Thank you for your question and for contacting Ask About Islam.
Your question is very general and I’m not sure exactly what you’re looking for. First of all, we Muslims do not usually use the words “missionary” or “missionary work” to refer to a da`i and da`wah. We prefer to keep our own Islamic terms, which come from the verb meaning to call or invite.
As for who should make da`wah, each and every one of us Muslims should invite others to Islam by setting an example of good behavior so that people can see that our faith is a living faith that means more to us than praying five times a day.
But da`wah in such forms as preaching, debating, and writing requires training, not only in Islamic knowledge but also in communication skills. This, obviously, is not the duty of all of us. But we all should financially support the efforts of da`is (those who work in da`wah; Arabic plural: du`ah).
The issues and challenges facing da`is vary from country to country and from one situation to another. Are they making da`wah to Muslims who know little about Islam and who have added to their religion in their ignorance? Is their audience literate? Are they trying to convince others to become Muslim?
Are those others People of the Book who have some background in the concepts of God, revelation, and prophethood? Or are they pagans who have no such background, and so different arguments and approaches must be made?
Are the da`is working in a poor developing country where they might not even have a microphone and loudspeakers to talk to a large audience? Are they speaking in person to one or a few people, or even to a crowd? Or are they using radio, TV, CDs, or the Internet to reach a distant impersonal audience? All of these and other factors will make a difference to their approach, so da`is must be trained in the methods they will use.
In addition, da`is should know the language, culture, and customs of the audience well.

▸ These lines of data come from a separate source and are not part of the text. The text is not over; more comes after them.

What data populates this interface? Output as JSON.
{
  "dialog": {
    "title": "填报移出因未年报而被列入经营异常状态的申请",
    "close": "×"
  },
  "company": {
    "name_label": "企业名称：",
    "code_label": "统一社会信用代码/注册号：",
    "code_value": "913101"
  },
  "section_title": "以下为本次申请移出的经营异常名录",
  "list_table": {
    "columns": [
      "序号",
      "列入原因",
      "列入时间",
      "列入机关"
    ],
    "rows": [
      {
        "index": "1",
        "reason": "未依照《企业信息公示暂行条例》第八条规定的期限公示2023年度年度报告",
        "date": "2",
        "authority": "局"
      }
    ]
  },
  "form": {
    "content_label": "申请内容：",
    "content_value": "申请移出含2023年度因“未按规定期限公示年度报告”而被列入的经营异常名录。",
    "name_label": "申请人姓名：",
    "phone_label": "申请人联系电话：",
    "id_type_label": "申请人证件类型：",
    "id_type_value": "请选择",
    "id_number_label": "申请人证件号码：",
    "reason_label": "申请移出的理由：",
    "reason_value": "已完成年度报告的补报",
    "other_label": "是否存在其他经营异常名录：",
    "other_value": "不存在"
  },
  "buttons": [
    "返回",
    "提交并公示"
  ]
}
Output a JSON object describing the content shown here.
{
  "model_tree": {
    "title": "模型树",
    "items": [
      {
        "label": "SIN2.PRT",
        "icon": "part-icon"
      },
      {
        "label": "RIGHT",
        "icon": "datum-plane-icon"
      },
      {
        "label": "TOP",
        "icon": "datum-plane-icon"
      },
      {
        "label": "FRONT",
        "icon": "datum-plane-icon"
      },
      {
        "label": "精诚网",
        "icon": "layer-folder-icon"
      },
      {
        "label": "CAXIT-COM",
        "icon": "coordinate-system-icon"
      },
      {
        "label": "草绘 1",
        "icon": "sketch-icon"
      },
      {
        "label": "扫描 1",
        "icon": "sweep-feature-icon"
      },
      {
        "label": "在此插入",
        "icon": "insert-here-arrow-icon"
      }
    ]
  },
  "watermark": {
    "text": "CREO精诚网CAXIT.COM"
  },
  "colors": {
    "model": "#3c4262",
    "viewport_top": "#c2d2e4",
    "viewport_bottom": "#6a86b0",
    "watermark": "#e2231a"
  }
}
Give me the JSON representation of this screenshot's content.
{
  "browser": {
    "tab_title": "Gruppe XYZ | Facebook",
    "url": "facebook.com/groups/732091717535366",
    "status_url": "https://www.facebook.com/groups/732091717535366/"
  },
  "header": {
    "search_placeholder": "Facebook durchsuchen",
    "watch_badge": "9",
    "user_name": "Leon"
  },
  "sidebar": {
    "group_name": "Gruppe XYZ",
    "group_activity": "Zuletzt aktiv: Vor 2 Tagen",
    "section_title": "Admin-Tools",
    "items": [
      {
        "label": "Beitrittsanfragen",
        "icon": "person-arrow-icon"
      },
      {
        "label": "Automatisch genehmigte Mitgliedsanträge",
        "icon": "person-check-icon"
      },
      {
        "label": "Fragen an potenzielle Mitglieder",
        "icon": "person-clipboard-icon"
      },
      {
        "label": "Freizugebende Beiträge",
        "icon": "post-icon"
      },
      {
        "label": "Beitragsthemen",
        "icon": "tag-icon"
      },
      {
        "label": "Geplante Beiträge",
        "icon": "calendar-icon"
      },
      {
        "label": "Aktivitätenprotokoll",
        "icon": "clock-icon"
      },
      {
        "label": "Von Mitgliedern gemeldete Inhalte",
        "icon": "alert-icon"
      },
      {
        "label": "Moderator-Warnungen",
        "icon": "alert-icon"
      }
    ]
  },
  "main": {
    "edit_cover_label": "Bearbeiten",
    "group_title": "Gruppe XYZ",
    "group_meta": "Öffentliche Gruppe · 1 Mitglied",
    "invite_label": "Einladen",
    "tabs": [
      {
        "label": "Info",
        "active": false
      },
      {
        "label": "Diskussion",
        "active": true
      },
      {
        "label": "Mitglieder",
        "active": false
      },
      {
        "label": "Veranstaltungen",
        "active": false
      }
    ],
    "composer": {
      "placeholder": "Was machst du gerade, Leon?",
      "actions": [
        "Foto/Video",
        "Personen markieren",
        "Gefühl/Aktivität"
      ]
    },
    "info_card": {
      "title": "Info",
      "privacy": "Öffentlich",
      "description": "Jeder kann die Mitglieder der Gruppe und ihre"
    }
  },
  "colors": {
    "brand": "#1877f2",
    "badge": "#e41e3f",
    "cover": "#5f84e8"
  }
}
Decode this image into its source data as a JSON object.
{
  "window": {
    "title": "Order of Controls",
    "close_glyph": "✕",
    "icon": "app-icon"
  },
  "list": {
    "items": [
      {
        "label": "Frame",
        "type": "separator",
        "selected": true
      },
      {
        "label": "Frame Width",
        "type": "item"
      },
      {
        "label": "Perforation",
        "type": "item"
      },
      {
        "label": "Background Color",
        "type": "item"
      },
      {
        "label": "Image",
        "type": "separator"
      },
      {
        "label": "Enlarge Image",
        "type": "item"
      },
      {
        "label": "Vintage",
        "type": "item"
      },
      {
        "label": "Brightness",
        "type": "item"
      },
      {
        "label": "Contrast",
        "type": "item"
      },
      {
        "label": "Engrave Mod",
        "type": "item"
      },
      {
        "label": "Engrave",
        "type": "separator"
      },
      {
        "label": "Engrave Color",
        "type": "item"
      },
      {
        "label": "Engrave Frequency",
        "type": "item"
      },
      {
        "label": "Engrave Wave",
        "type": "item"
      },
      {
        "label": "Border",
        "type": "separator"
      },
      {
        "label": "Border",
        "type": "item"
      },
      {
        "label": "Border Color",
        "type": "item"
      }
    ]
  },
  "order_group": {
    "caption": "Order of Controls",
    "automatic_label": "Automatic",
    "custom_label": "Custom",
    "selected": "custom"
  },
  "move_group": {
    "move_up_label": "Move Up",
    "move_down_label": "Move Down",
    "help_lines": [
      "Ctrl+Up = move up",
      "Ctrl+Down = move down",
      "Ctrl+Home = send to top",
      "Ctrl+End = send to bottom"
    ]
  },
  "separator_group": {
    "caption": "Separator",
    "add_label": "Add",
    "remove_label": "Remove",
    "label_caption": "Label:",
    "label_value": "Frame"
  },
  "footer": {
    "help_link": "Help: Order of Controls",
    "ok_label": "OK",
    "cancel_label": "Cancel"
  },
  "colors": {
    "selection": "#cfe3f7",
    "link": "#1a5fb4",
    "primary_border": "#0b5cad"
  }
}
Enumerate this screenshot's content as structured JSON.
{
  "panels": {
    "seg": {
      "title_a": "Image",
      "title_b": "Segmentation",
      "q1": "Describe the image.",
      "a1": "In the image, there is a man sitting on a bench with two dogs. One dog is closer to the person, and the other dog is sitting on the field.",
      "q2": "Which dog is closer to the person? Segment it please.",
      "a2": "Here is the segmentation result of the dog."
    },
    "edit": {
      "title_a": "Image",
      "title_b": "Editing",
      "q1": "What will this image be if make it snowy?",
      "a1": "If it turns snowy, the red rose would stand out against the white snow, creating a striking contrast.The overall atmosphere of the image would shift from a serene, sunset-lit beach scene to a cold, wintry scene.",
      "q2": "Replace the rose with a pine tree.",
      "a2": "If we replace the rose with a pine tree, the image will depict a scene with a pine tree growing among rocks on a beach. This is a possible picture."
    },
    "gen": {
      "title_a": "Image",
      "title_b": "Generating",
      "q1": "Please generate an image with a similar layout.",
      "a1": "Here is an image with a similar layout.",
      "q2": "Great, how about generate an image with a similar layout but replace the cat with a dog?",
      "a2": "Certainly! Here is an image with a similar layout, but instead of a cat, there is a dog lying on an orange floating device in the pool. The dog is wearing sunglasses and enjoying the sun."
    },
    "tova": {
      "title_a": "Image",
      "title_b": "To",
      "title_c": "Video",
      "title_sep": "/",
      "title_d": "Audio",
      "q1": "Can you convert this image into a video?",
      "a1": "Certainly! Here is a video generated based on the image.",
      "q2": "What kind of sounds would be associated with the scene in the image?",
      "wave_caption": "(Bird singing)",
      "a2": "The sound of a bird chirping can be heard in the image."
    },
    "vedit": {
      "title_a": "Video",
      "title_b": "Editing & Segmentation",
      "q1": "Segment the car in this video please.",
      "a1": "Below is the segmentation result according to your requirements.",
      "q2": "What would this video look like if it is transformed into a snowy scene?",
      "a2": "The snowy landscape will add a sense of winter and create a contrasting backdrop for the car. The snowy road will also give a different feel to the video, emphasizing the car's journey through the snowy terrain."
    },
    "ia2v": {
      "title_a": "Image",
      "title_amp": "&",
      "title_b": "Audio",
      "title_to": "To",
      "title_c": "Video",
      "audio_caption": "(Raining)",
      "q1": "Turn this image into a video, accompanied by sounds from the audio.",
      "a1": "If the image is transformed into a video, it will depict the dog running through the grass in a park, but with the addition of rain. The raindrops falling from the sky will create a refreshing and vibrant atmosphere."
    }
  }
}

The traditions of the audience that do not conflict with Islam should be respected.
The choice of which language to use might be important in some situations. For example, in West Africa the Christian missionaries usually speak in English and use a translator when necessary to convey their message, for sociolinguistic reasons that do not apply everywhere.
This gives the missionaries a high status in the eyes of the people. The Muslim da`is there usually address the people in the African languages, but they are now beginning to change their tactics and address them in English in order to raise their status and the status of their message.
Furthermore, Christian missionaries often become very emotional in their speech and so they enter people’s hearts. The Muslim da`is, on the other hand, tend to focus on facts and reasoning—and often wrongly assume that the audience knows and accepts the basics of faith. Thus, their message does not reach people’s hearts.
The challenge there—and elsewhere—is for da`is to learn to touch people’s hearts without making Islam a blindly accepted faith.
Another problem in da`wah in many places is that the da`is lead ascetic lives, often leaving behind their families and work for months at a time. Or they may simply be under funded.
In both cases, this makes Islam unattractive because people want to live comfortable lives. If they feel that they have to give up even basic needs or simple wants to be Muslim, they will turn away.
Those are some of the challenges of da`wah as I see it. For more information, please read the links provided below.
I hope my answer is satisfactory. Thank you again for your question and please keep in touch.